How does Bell see the Tempus addressing that market? The company, which is currently owned by Bell and the management team, (along with an option scheme for staff) has raised capital by crowdfundng through Crowdcube. Bell says that has brought in a mixture of high net worth investors and some traditional Crowdcube types. Now, “there will be a second fundraising in which we expect to raise £3-5 million to close before the end of the year. That will be more traditional – cleantech funds. Many will not invest if you are pre-revenue so now is an optimal time to do it.”
“There will be a second fundraising in which we expect to raise £3-5 million to close before the end of the year.”
The crowdfunding brought unexpected dividends. “One crowdfund investor brought in two friends and helped get to £1 million and will run the next round.”
Bell says the company’s first focus will be the UK supply business, and the company has just started signing up customers. But she plans to expand internationally very quickly. “It’s becoming increasingly clear that licensing the technology [will not work elsewhere]– and we need to acquire businesses. We are looking at two businesses, in Scandinavia and in the US.”

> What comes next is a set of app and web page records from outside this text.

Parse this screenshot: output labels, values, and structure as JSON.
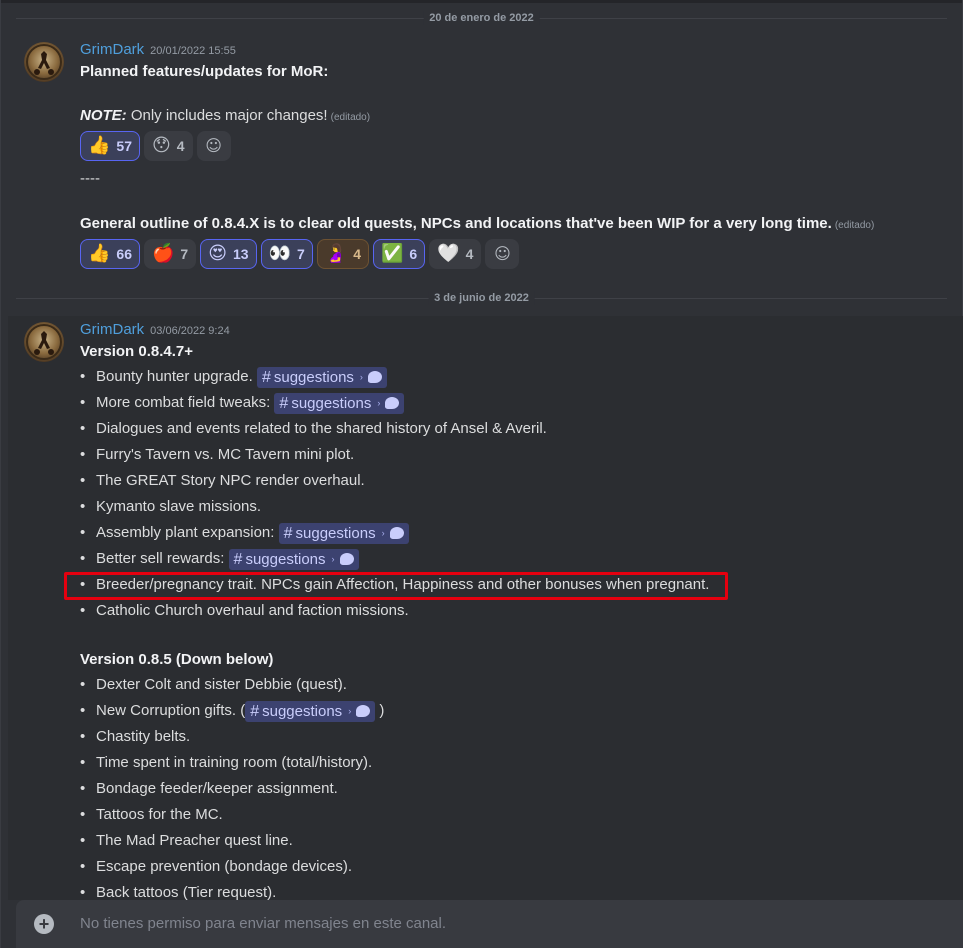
{
  "dividers": [
    "20 de enero de 2022",
    "3 de junio de 2022"
  ],
  "msg1": {
    "author": "GrimDark",
    "timestamp": "20/01/2022 15:55",
    "title": "Planned features/updates for MoR:",
    "note_label": "NOTE:",
    "note_text": " Only includes major changes!",
    "edited": "(editado)",
    "reactions1": [
      {
        "emoji": "👍",
        "count": "57",
        "me": true
      },
      {
        "emoji": "😯",
        "count": "4",
        "me": false
      }
    ],
    "separator": "----",
    "outline": "General outline of 0.8.4.X is to clear old quests, NPCs and locations that've been WIP for a very long time.",
    "edited2": "(editado)",
    "reactions2": [
      {
        "emoji": "👍",
        "count": "66",
        "me": true
      },
      {
        "emoji": "🍎",
        "count": "7",
        "me": false
      },
      {
        "emoji": "😍",
        "count": "13",
        "me": true
      },
      {
        "emoji": "👀",
        "count": "7",
        "me": true
      },
      {
        "emoji": "🤰",
        "count": "4",
        "me": false
      },
      {
        "emoji": "✅",
        "count": "6",
        "me": true
      },
      {
        "emoji": "🤍",
        "count": "4",
        "me": false
      }
    ]
  },
  "msg2": {
    "author": "GrimDark",
    "timestamp": "03/06/2022 9:24",
    "v1_title": "Version 0.8.4.7+",
    "v1_items": [
      "Bounty hunter upgrade. ",
      "More combat field tweaks: ",
      "Dialogues and events related to the shared history of Ansel & Averil.",
      "Furry's Tavern vs. MC Tavern mini plot.",
      "The GREAT Story NPC render overhaul.",
      "Kymanto slave missions.",
      "Assembly plant expansion: ",
      "Better sell rewards: ",
      "Breeder/pregnancy trait. NPCs gain Affection, Happiness and other bonuses when pregnant.",
      "Catholic Church overhaul and faction missions."
    ],
    "v2_title": "Version 0.8.5 (Down below)",
    "v2_items": [
      "Dexter Colt and sister Debbie (quest).",
      "New Corruption gifts. (",
      "Chastity belts.",
      "Time spent in training room (total/history).",
      "Bondage feeder/keeper assignment.",
      "Tattoos for the MC.",
      "The Mad Preacher quest line.",
      "Escape prevention (bondage devices).",
      "Back tattoos (Tier request)."
    ],
    "channel_name": "suggestions",
    "channel_hash": "#",
    "close_paren": " )"
  },
  "composer": {
    "placeholder": "No tienes permiso para enviar mensajes en este canal."
  },
  "colors": {
    "accent": "#5865f2",
    "highlight_box": "#e5000f",
    "author": "#4f9fdc"
  }
}
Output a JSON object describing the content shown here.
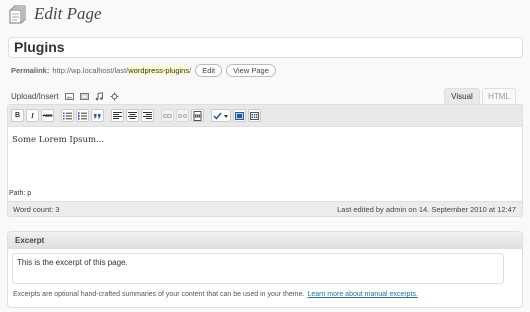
{
  "header": {
    "title": "Edit Page",
    "icon": "pages-icon"
  },
  "post": {
    "title": "Plugins"
  },
  "permalink": {
    "label": "Permalink:",
    "base": "http://wp.localhost/last/",
    "slug": "wordpress-plugins",
    "trail": "/",
    "edit_label": "Edit",
    "view_label": "View Page"
  },
  "media": {
    "label": "Upload/Insert",
    "icons": [
      "image-icon",
      "video-icon",
      "audio-icon",
      "media-icon"
    ]
  },
  "tabs": {
    "visual": "Visual",
    "html": "HTML",
    "active": "Visual"
  },
  "toolbar": {
    "buttons": [
      "bold",
      "italic",
      "strikethrough",
      "bullet-list",
      "numbered-list",
      "blockquote",
      "align-left",
      "align-center",
      "align-right",
      "link",
      "unlink",
      "more",
      "spellcheck",
      "fullscreen",
      "kitchen-sink"
    ],
    "bold_glyph": "B",
    "italic_glyph": "I",
    "strike_glyph": "ABC"
  },
  "editor": {
    "content": "Some Lorem Ipsum...",
    "path": "Path: p",
    "word_count": "Word count: 3",
    "last_edited": "Last edited by admin on 14. September 2010 at 12:47"
  },
  "excerpt": {
    "heading": "Excerpt",
    "value": "This is the excerpt of this page.",
    "help": "Excerpts are optional hand-crafted summaries of your content that can be used in your theme.",
    "help_link": "Learn more about manual excerpts."
  },
  "colors": {
    "link": "#21759b",
    "slug_highlight": "#fffbcc",
    "toolbar_bg": "#e9e9e9"
  }
}
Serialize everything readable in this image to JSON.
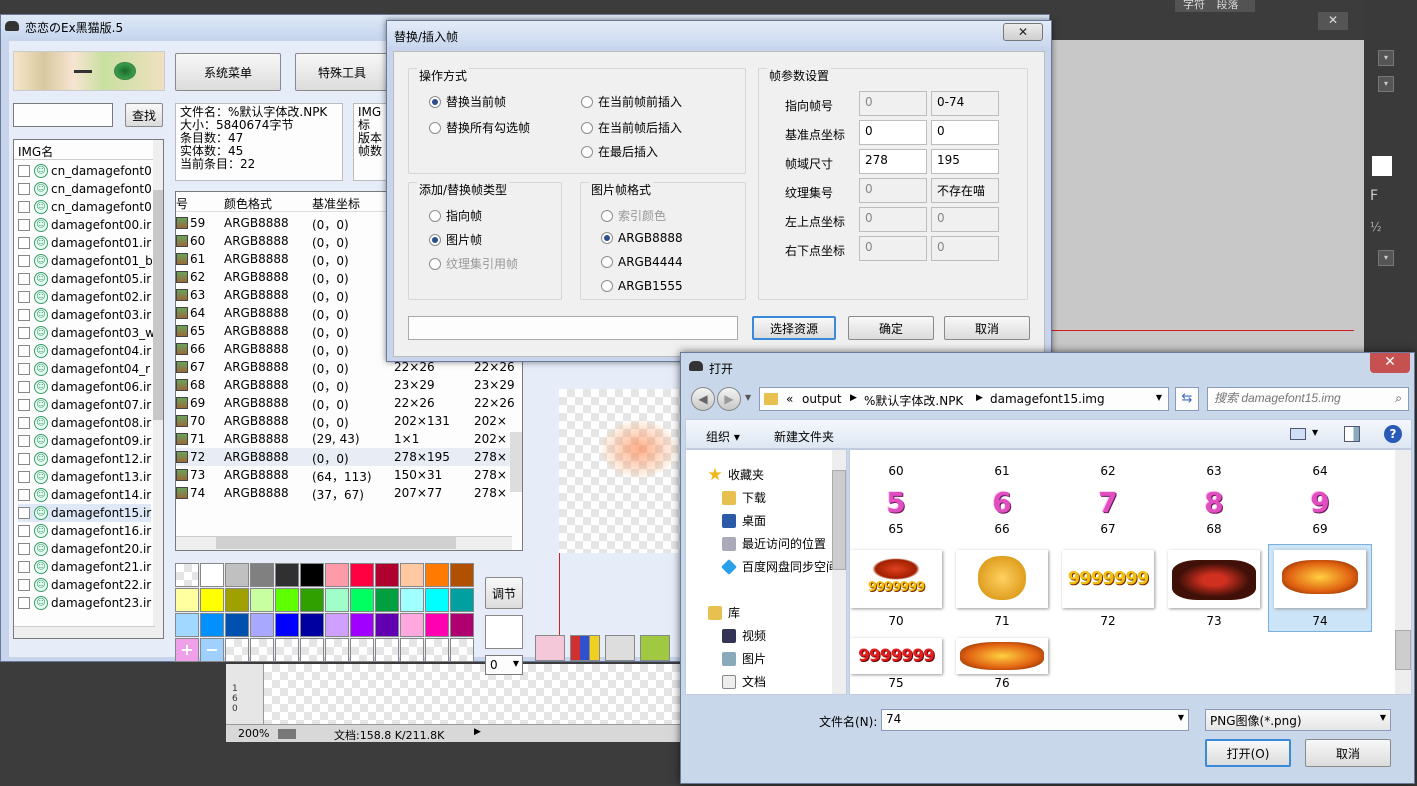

“Our customers are our imbalance hedge, so you can’t separate the trading from the customer acquisition or the IT.”
Bell has found that she had to rethink the company structure along with the business model. “It’s difficult for a traditional utility to do this because they have such silos. In this company … our customers are our imbalance hedge, so you can’t separate the trading from the customer acquisition or the IT. From a management point of view you have to have people who can handle fuzzy lines between the functions.
“We have to encourage a culture here of continuous encroachment and that needs very secure individuals. Designing the business model I hadn’t fully appreciated that we’d need a completely different corporate structure as well. It’s been very interesting. But it creates a competitive advantage because it’s very hard to emulate.”